Human exposure to Bisphenol-A (BPA) has caused a great deal of alarm in the popular media as well as the scientific community. Surveys have shown that >93% of the US population has measurable levels of BPA metabolites in their urine—likely due to exposure from food (canned goods), water (PVC pipes), copy paper (cash register receipts), and dental materials. It was previously thought that BPA is rapidly metabolized and excreted from the body, but the pharmacokinetics are not entirely clear—and now it is thought that low levels of BPA may be stored in and released from our adipose tissue (fat cells).
Why the concern about BPA?
Numerous animal studies have demonstrated effects of BPA on different tissues—breast tissue growth, neuroblastoma development, neurobehavioral changes, dopaminergic system changes, thyroid dysfunction, testicular cancer, prostate cancer, reproductive disorders, and many others. In vitro studies have also shown similar estrogenic effects to cell lines exposed to BPA and its derivatives. Epidemiologic studies indicate a causative link between occupational BPA exposure and polycystic ovary syndrome (PCOS) in women, low follicle- stimulating hormone (FSH) levels in men, high testosterone levels in men and women as well as chromosomal defects and low birth weights due to prenatal exposure to BPA. One large study revealed that BPA may be associated with increased risk for cardiovascular disease, elevated liver enzymes and diabetes. Considering the widespread exposure of the US population to BPA and BPA derivatives, these findings are greatly concerning.

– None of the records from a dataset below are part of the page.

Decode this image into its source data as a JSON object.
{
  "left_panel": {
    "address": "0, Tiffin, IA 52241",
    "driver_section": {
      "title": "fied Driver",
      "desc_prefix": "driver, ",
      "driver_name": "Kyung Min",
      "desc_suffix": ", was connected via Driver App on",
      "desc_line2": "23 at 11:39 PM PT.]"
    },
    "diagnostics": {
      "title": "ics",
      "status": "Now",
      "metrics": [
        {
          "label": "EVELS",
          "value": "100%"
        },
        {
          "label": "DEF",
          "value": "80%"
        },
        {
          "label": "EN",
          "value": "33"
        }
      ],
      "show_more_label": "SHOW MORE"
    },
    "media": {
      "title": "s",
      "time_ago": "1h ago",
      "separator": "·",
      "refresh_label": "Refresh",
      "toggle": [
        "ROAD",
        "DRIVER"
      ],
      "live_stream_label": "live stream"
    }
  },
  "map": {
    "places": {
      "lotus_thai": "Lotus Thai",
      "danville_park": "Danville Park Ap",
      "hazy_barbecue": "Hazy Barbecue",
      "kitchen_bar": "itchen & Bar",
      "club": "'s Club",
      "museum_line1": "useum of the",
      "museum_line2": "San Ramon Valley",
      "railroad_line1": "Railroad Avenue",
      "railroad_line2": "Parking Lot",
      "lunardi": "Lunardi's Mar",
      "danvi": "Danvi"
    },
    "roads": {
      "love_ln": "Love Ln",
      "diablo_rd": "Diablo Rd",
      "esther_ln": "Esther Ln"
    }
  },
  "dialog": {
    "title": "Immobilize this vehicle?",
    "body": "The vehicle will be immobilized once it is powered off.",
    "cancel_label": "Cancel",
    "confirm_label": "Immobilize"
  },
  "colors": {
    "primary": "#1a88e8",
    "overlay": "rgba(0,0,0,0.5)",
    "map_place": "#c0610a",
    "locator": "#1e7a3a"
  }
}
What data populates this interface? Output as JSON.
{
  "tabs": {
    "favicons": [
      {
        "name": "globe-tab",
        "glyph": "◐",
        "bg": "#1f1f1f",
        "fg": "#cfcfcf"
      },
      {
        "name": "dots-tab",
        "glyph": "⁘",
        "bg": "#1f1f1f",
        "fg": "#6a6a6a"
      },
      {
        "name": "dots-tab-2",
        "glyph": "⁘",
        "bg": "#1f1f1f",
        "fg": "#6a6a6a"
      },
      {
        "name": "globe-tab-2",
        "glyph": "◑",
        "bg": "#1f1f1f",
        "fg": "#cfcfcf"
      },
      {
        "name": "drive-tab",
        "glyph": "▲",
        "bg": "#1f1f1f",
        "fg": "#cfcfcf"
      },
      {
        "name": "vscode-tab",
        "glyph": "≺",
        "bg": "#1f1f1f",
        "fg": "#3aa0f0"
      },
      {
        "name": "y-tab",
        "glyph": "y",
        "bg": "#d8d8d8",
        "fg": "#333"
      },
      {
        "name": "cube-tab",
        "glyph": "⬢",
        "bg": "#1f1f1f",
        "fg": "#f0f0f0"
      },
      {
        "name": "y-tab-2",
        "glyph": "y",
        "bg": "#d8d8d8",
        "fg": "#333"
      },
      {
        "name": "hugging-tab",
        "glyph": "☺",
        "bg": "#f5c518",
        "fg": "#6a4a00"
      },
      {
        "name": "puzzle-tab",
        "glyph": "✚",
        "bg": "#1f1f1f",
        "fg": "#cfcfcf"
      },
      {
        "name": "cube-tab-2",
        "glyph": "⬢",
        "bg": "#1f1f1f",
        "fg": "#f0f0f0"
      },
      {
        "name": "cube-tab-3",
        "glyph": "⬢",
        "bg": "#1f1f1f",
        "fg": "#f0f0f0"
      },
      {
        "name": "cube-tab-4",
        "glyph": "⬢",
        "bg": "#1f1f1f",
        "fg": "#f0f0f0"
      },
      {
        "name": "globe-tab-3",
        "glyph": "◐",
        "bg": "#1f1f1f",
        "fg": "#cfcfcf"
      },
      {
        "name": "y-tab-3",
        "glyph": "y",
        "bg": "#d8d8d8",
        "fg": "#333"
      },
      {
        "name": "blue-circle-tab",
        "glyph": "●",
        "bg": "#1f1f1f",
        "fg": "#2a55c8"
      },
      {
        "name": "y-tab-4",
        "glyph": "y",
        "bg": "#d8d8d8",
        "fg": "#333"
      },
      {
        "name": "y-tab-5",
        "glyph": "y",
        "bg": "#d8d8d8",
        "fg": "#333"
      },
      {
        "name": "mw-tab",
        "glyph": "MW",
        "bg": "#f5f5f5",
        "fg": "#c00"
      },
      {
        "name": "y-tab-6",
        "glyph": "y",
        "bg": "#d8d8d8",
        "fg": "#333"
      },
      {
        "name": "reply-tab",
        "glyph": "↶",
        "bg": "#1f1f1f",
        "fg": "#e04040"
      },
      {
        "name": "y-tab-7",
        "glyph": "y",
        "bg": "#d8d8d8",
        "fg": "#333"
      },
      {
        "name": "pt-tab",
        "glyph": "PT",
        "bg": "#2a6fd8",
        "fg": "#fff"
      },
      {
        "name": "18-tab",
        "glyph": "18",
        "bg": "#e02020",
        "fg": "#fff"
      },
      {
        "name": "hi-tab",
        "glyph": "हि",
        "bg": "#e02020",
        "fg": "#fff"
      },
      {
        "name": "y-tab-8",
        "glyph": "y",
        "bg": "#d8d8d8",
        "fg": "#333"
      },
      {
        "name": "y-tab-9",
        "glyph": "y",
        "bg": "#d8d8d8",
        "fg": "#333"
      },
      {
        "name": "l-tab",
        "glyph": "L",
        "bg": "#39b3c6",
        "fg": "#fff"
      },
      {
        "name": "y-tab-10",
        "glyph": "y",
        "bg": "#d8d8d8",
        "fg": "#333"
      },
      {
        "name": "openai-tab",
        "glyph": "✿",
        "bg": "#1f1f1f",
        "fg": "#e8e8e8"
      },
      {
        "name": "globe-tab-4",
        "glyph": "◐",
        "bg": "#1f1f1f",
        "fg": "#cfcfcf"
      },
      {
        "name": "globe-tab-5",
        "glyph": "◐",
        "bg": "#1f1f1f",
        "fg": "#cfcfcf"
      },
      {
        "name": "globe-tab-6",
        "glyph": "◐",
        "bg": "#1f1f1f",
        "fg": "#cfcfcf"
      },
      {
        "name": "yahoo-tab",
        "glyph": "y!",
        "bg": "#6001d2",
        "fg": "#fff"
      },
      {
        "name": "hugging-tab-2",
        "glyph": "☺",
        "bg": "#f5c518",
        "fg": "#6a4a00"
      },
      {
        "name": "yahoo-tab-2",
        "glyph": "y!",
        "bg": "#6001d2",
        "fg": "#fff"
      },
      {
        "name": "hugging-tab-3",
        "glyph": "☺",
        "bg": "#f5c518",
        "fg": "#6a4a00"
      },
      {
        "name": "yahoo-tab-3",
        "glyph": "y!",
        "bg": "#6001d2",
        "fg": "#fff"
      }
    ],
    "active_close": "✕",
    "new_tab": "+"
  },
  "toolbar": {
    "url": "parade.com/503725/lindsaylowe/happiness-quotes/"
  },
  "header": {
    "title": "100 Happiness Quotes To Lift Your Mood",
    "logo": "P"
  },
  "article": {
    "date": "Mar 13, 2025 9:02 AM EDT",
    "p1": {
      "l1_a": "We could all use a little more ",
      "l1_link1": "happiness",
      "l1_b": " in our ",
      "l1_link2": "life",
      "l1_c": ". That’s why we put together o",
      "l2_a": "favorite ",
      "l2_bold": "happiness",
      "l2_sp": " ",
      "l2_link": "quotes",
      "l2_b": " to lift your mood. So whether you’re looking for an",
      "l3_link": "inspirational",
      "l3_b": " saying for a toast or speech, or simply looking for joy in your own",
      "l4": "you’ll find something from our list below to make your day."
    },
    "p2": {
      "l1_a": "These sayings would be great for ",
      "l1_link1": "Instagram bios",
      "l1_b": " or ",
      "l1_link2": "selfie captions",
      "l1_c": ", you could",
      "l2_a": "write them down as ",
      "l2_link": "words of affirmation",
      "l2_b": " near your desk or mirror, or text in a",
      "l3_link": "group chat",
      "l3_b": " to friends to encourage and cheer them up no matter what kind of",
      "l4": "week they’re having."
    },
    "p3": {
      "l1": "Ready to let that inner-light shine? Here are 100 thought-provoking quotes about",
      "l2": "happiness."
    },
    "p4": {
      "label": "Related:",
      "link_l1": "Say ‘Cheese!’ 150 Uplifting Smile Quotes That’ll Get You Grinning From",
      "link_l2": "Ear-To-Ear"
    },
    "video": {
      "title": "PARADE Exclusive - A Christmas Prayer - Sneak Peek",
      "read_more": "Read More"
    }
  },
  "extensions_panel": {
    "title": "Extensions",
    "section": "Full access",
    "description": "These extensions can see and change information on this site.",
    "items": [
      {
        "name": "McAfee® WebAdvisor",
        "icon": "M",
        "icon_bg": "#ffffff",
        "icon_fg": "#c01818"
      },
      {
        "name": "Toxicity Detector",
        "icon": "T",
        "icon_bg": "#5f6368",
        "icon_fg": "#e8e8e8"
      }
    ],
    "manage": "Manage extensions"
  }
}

Why the controversy?
Thus far, the study of BPA and human health has been limited—though several in vitro and animal studies have shown a clear correlation between BPA and hormonal disruption, demonstrating its estrogenic effects. Several scientific panels (EU and US) have evaluated the current data and have come to a consensus that there is “some” concern for neural, behavioral and hormonal effects on humans at current levels of exposure, particularly for fetuses, infants and small children. This unfortunately has been insufficient to sway large corporations to alter their use of BPA in food manufacturing or the FDA to approve a ban on the use of BPA in food packaging (rejected 3/30/12). Several states in the US (as well as Canada, EU, China, United Arab Emirates) have banned the use of BPA in baby bottles. BPA has been used since the 1940s to harden plastics and to manufacture the epoxy resin that lines food and beverage containers, and in countless other products. An estimated six billion pounds of BPA are produced globally each year, and can enter the environment by leaching from plastic and metal waste in landfills as well as ocean-borne plastic trash. Some industry groups argue that the low level of BPA exposure is below a threshold, and is not necessarily a cause for alarm. Current research does show, however, that even low doses of this estrogenic compound can have adverse effects on human health—and some scientists recommend lowering the EPA’s reference range for “acceptable exposure” to <10 micrograms/kg body weight (currently 50 micrograms/kg).
BOTTOM LINE: I personally limit BPA exposure by avoiding canned food (or using BPA free cans such as Eden Foods), using BPA free water bottles (such as Kleen Kanteen or Nalgene BPA free) and crossing my fingers with regard to my dental sealants and fillings. We also filter our drinking water with a reverse osmosis water filtration system.
To read more, please see BISPHENOL-A (BPA) dental sealants